DATA SHOWN START

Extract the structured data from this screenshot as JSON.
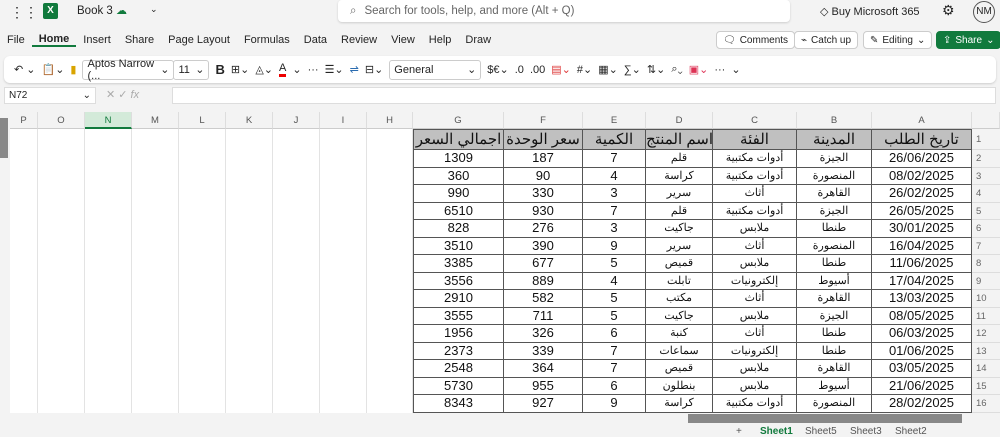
{
  "app": {
    "title": "Book 3",
    "search_placeholder": "Search for tools, help, and more (Alt + Q)",
    "buy": "Buy Microsoft 365",
    "avatar": "NM"
  },
  "menu": [
    "File",
    "Home",
    "Insert",
    "Share",
    "Page Layout",
    "Formulas",
    "Data",
    "Review",
    "View",
    "Help",
    "Draw"
  ],
  "ribbon_buttons": {
    "comments": "Comments",
    "catchup": "Catch up",
    "editing": "Editing",
    "share": "Share"
  },
  "toolbar": {
    "font": "Aptos Narrow (...",
    "size": "11",
    "format": "General",
    "bold": "B"
  },
  "namebox": "N72",
  "columns": [
    "P",
    "O",
    "N",
    "M",
    "L",
    "K",
    "J",
    "I",
    "H",
    "G",
    "F",
    "E",
    "D",
    "C",
    "B",
    "A"
  ],
  "selected_column": "N",
  "table": {
    "headers": [
      "تاريخ الطلب",
      "المدينة",
      "الفئة",
      "اسم المنتج",
      "الكمية",
      "سعر الوحدة",
      "اجمالي السعر"
    ],
    "rows": [
      [
        "26/06/2025",
        "الجيزة",
        "أدوات مكتبية",
        "قلم",
        "7",
        "187",
        "1309"
      ],
      [
        "08/02/2025",
        "المنصورة",
        "أدوات مكتبية",
        "كراسة",
        "4",
        "90",
        "360"
      ],
      [
        "26/02/2025",
        "القاهرة",
        "أثاث",
        "سرير",
        "3",
        "330",
        "990"
      ],
      [
        "26/05/2025",
        "الجيزة",
        "أدوات مكتبية",
        "قلم",
        "7",
        "930",
        "6510"
      ],
      [
        "30/01/2025",
        "طنطا",
        "ملابس",
        "جاكيت",
        "3",
        "276",
        "828"
      ],
      [
        "16/04/2025",
        "المنصورة",
        "أثاث",
        "سرير",
        "9",
        "390",
        "3510"
      ],
      [
        "11/06/2025",
        "طنطا",
        "ملابس",
        "قميص",
        "5",
        "677",
        "3385"
      ],
      [
        "17/04/2025",
        "أسيوط",
        "إلكترونيات",
        "تابلت",
        "4",
        "889",
        "3556"
      ],
      [
        "13/03/2025",
        "القاهرة",
        "أثاث",
        "مكتب",
        "5",
        "582",
        "2910"
      ],
      [
        "08/05/2025",
        "الجيزة",
        "ملابس",
        "جاكيت",
        "5",
        "711",
        "3555"
      ],
      [
        "06/03/2025",
        "طنطا",
        "أثاث",
        "كنبة",
        "6",
        "326",
        "1956"
      ],
      [
        "01/06/2025",
        "طنطا",
        "إلكترونيات",
        "سماعات",
        "7",
        "339",
        "2373"
      ],
      [
        "03/05/2025",
        "القاهرة",
        "ملابس",
        "قميص",
        "7",
        "364",
        "2548"
      ],
      [
        "21/06/2025",
        "أسيوط",
        "ملابس",
        "بنطلون",
        "6",
        "955",
        "5730"
      ],
      [
        "28/02/2025",
        "المنصورة",
        "أدوات مكتبية",
        "كراسة",
        "9",
        "927",
        "8343"
      ]
    ]
  },
  "sheets": [
    "Sheet1",
    "Sheet5",
    "Sheet3",
    "Sheet2"
  ],
  "add_sheet": "+"
}
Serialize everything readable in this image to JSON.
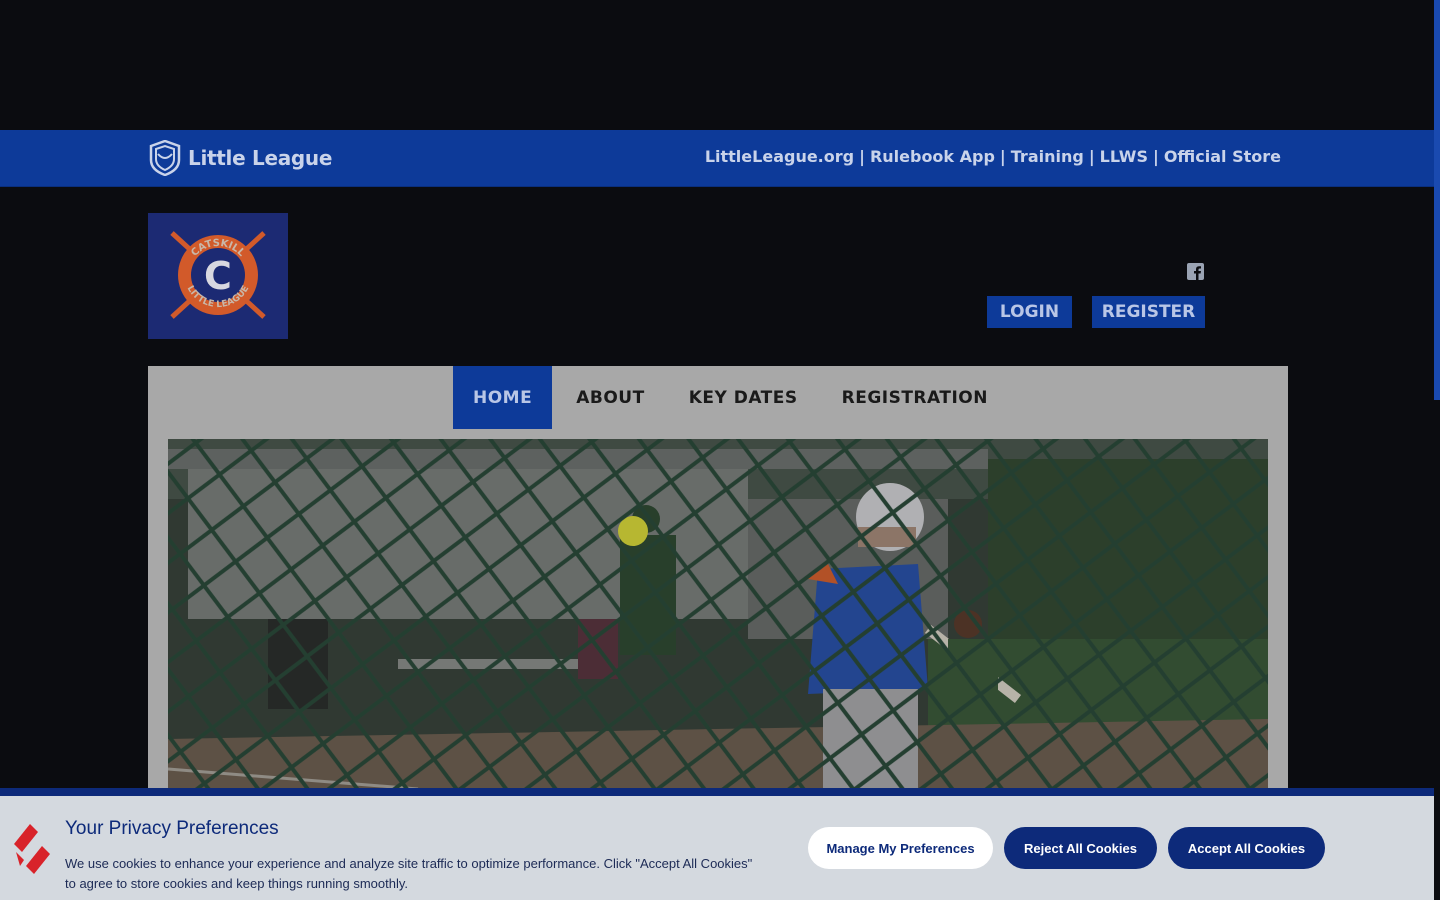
{
  "ll_bar": {
    "brand": "Little League",
    "links": [
      "LittleLeague.org",
      "Rulebook App",
      "Training",
      "LLWS",
      "Official Store"
    ],
    "separator": "|"
  },
  "league": {
    "logo_name": "Catskill Little League logo",
    "logo_top_text": "CATSKILL",
    "logo_bottom_text": "LITTLE LEAGUE",
    "logo_letter": "C"
  },
  "header": {
    "login_label": "LOGIN",
    "register_label": "REGISTER",
    "social_icon": "facebook-icon"
  },
  "nav": {
    "items": [
      "HOME",
      "ABOUT",
      "KEY DATES",
      "REGISTRATION"
    ],
    "active_index": 0
  },
  "cookie": {
    "title": "Your Privacy Preferences",
    "text": "We use cookies to enhance your experience and analyze site traffic to optimize performance. Click \"Accept All Cookies\" to agree to store cookies and keep things running smoothly.",
    "manage_label": "Manage My Preferences",
    "reject_label": "Reject All Cookies",
    "accept_label": "Accept All Cookies"
  },
  "colors": {
    "brand_blue": "#0d3a99",
    "banner_navy": "#0d2a7a",
    "page_bg": "#0b0c10",
    "cookie_red": "#d8232a"
  }
}
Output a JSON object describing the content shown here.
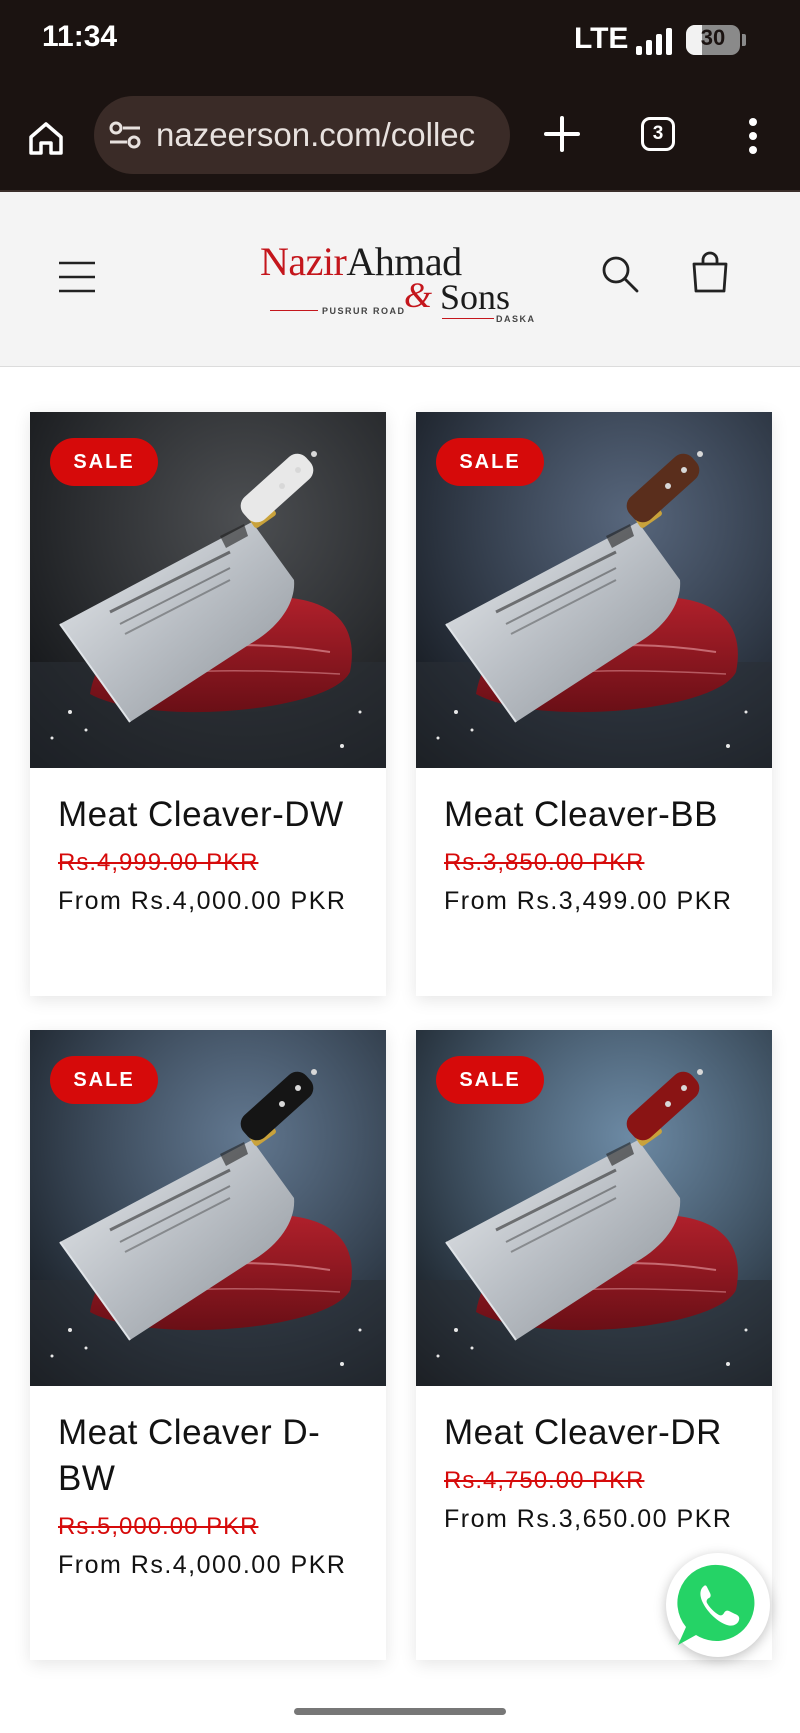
{
  "status_bar": {
    "time": "11:34",
    "network": "LTE",
    "battery_level": "30",
    "battery_fraction": 0.3,
    "signal_icon": "signal-icon",
    "battery_icon": "battery-icon"
  },
  "browser": {
    "url": "nazeerson.com/collec",
    "tab_count": "3",
    "icons": [
      "home-icon",
      "site-settings-icon",
      "plus-icon",
      "tabs-icon",
      "menu-dots-icon"
    ],
    "theme_color": "#1b1311"
  },
  "header": {
    "logo": {
      "word1": "Nazir",
      "word2": "Ahmad",
      "amp": "&",
      "word3": "Sons",
      "location_left": "PUSRUR ROAD",
      "location_right": "DASKA"
    },
    "icons": [
      "hamburger-icon",
      "search-icon",
      "cart-icon"
    ],
    "brand_red": "#c4161c"
  },
  "products": [
    {
      "title": "Meat Cleaver-DW",
      "badge": "SALE",
      "was_price": "Rs.4,999.00 PKR",
      "now_price": "From Rs.4,000.00 PKR",
      "handle_color": "#e8e8e8",
      "bg_color": "#111418"
    },
    {
      "title": "Meat Cleaver-BB",
      "badge": "SALE",
      "was_price": "Rs.3,850.00 PKR",
      "now_price": "From Rs.3,499.00 PKR",
      "handle_color": "#5a2e1c",
      "bg_color": "#1f3350"
    },
    {
      "title": "Meat Cleaver D-BW",
      "badge": "SALE",
      "was_price": "Rs.5,000.00 PKR",
      "now_price": "From Rs.4,000.00 PKR",
      "handle_color": "#151515",
      "bg_color": "#2d4a6a"
    },
    {
      "title": "Meat Cleaver-DR",
      "badge": "SALE",
      "was_price": "Rs.4,750.00 PKR",
      "now_price": "From Rs.3,650.00 PKR",
      "handle_color": "#8a1414",
      "bg_color": "#3b6285"
    }
  ],
  "sale_color": "#d60a0a",
  "floating": {
    "icon": "whatsapp-icon",
    "color": "#25d366"
  }
}
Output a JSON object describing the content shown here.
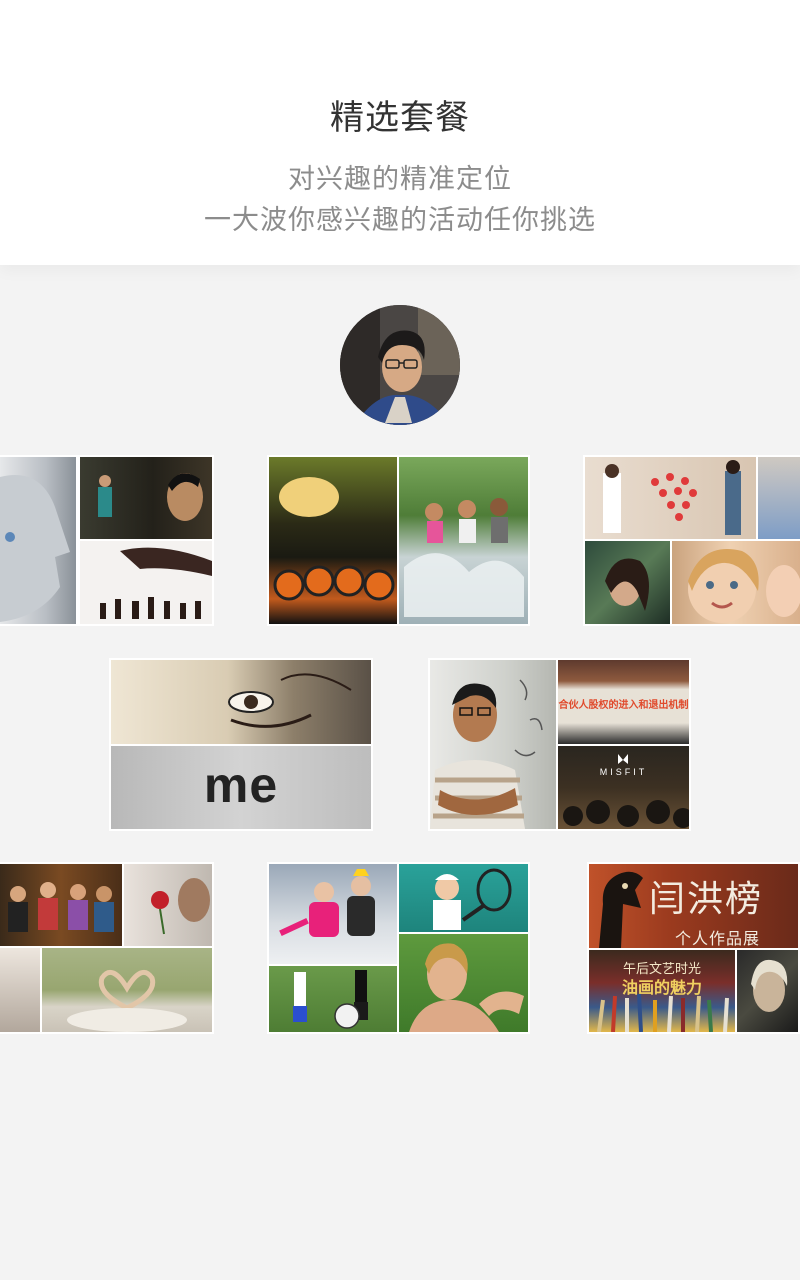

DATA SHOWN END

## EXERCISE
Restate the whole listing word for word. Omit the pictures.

## RESULT OF THE TASK
Extract the structured data from this screenshot as JSON.
{
  "app": {
    "title": "Book 3",
    "search_placeholder": "Search for tools, help, and more (Alt + Q)",
    "buy": "Buy Microsoft 365",
    "avatar": "NM"
  },
  "menu": [
    "File",
    "Home",
    "Insert",
    "Share",
    "Page Layout",
    "Formulas",
    "Data",
    "Review",
    "View",
    "Help",
    "Draw"
  ],
  "ribbon_buttons": {
    "comments": "Comments",
    "catchup": "Catch up",
    "editing": "Editing",
    "share": "Share"
  },
  "toolbar": {
    "font": "Aptos Narrow (...",
    "size": "11",
    "format": "General",
    "bold": "B"
  },
  "namebox": "N72",
  "columns": [
    "P",
    "O",
    "N",
    "M",
    "L",
    "K",
    "J",
    "I",
    "H",
    "G",
    "F",
    "E",
    "D",
    "C",
    "B",
    "A"
  ],
  "selected_column": "N",
  "table": {
    "headers": [
      "تاريخ الطلب",
      "المدينة",
      "الفئة",
      "اسم المنتج",
      "الكمية",
      "سعر الوحدة",
      "اجمالي السعر"
    ],
    "rows": [
      [
        "26/06/2025",
        "الجيزة",
        "أدوات مكتبية",
        "قلم",
        "7",
        "187",
        "1309"
      ],
      [
        "08/02/2025",
        "المنصورة",
        "أدوات مكتبية",
        "كراسة",
        "4",
        "90",
        "360"
      ],
      [
        "26/02/2025",
        "القاهرة",
        "أثاث",
        "سرير",
        "3",
        "330",
        "990"
      ],
      [
        "26/05/2025",
        "الجيزة",
        "أدوات مكتبية",
        "قلم",
        "7",
        "930",
        "6510"
      ],
      [
        "30/01/2025",
        "طنطا",
        "ملابس",
        "جاكيت",
        "3",
        "276",
        "828"
      ],
      [
        "16/04/2025",
        "المنصورة",
        "أثاث",
        "سرير",
        "9",
        "390",
        "3510"
      ],
      [
        "11/06/2025",
        "طنطا",
        "ملابس",
        "قميص",
        "5",
        "677",
        "3385"
      ],
      [
        "17/04/2025",
        "أسيوط",
        "إلكترونيات",
        "تابلت",
        "4",
        "889",
        "3556"
      ],
      [
        "13/03/2025",
        "القاهرة",
        "أثاث",
        "مكتب",
        "5",
        "582",
        "2910"
      ],
      [
        "08/05/2025",
        "الجيزة",
        "ملابس",
        "جاكيت",
        "5",
        "711",
        "3555"
      ],
      [
        "06/03/2025",
        "طنطا",
        "أثاث",
        "كنبة",
        "6",
        "326",
        "1956"
      ],
      [
        "01/06/2025",
        "طنطا",
        "إلكترونيات",
        "سماعات",
        "7",
        "339",
        "2373"
      ],
      [
        "03/05/2025",
        "القاهرة",
        "ملابس",
        "قميص",
        "7",
        "364",
        "2548"
      ],
      [
        "21/06/2025",
        "أسيوط",
        "ملابس",
        "بنطلون",
        "6",
        "955",
        "5730"
      ],
      [
        "28/02/2025",
        "المنصورة",
        "أدوات مكتبية",
        "كراسة",
        "9",
        "927",
        "8343"
      ]
    ]
  },
  "sheets": [
    "Sheet1",
    "Sheet5",
    "Sheet3",
    "Sheet2"
  ],
  "add_sheet": "+"
}
Serialize everything readable in this image to JSON.
{
  "ll_bar": {
    "brand": "Little League",
    "links": [
      "LittleLeague.org",
      "Rulebook App",
      "Training",
      "LLWS",
      "Official Store"
    ],
    "separator": "|"
  },
  "league": {
    "logo_name": "Catskill Little League logo",
    "logo_top_text": "CATSKILL",
    "logo_bottom_text": "LITTLE LEAGUE",
    "logo_letter": "C"
  },
  "header": {
    "login_label": "LOGIN",
    "register_label": "REGISTER",
    "social_icon": "facebook-icon"
  },
  "nav": {
    "items": [
      "HOME",
      "ABOUT",
      "KEY DATES",
      "REGISTRATION"
    ],
    "active_index": 0
  },
  "cookie": {
    "title": "Your Privacy Preferences",
    "text": "We use cookies to enhance your experience and analyze site traffic to optimize performance. Click \"Accept All Cookies\" to agree to store cookies and keep things running smoothly.",
    "manage_label": "Manage My Preferences",
    "reject_label": "Reject All Cookies",
    "accept_label": "Accept All Cookies"
  },
  "colors": {
    "brand_blue": "#0d3a99",
    "banner_navy": "#0d2a7a",
    "page_bg": "#0b0c10",
    "cookie_red": "#d8232a"
  }
}
Output a JSON object describing the content shown here.
{
  "status_bar": {
    "time": "11:34",
    "network": "LTE",
    "battery_level": "30",
    "battery_fraction": 0.3,
    "signal_icon": "signal-icon",
    "battery_icon": "battery-icon"
  },
  "browser": {
    "url": "nazeerson.com/collec",
    "tab_count": "3",
    "icons": [
      "home-icon",
      "site-settings-icon",
      "plus-icon",
      "tabs-icon",
      "menu-dots-icon"
    ],
    "theme_color": "#1b1311"
  },
  "header": {
    "logo": {
      "word1": "Nazir",
      "word2": "Ahmad",
      "amp": "&",
      "word3": "Sons",
      "location_left": "PUSRUR ROAD",
      "location_right": "DASKA"
    },
    "icons": [
      "hamburger-icon",
      "search-icon",
      "cart-icon"
    ],
    "brand_red": "#c4161c"
  },
  "products": [
    {
      "title": "Meat Cleaver-DW",
      "badge": "SALE",
      "was_price": "Rs.4,999.00 PKR",
      "now_price": "From Rs.4,000.00 PKR",
      "handle_color": "#e8e8e8",
      "bg_color": "#111418"
    },
    {
      "title": "Meat Cleaver-BB",
      "badge": "SALE",
      "was_price": "Rs.3,850.00 PKR",
      "now_price": "From Rs.3,499.00 PKR",
      "handle_color": "#5a2e1c",
      "bg_color": "#1f3350"
    },
    {
      "title": "Meat Cleaver D-BW",
      "badge": "SALE",
      "was_price": "Rs.5,000.00 PKR",
      "now_price": "From Rs.4,000.00 PKR",
      "handle_color": "#151515",
      "bg_color": "#2d4a6a"
    },
    {
      "title": "Meat Cleaver-DR",
      "badge": "SALE",
      "was_price": "Rs.4,750.00 PKR",
      "now_price": "From Rs.3,650.00 PKR",
      "handle_color": "#8a1414",
      "bg_color": "#3b6285"
    }
  ],
  "sale_color": "#d60a0a",
  "floating": {
    "icon": "whatsapp-icon",
    "color": "#25d366"
  }
}
Output a JSON object describing the content shown here.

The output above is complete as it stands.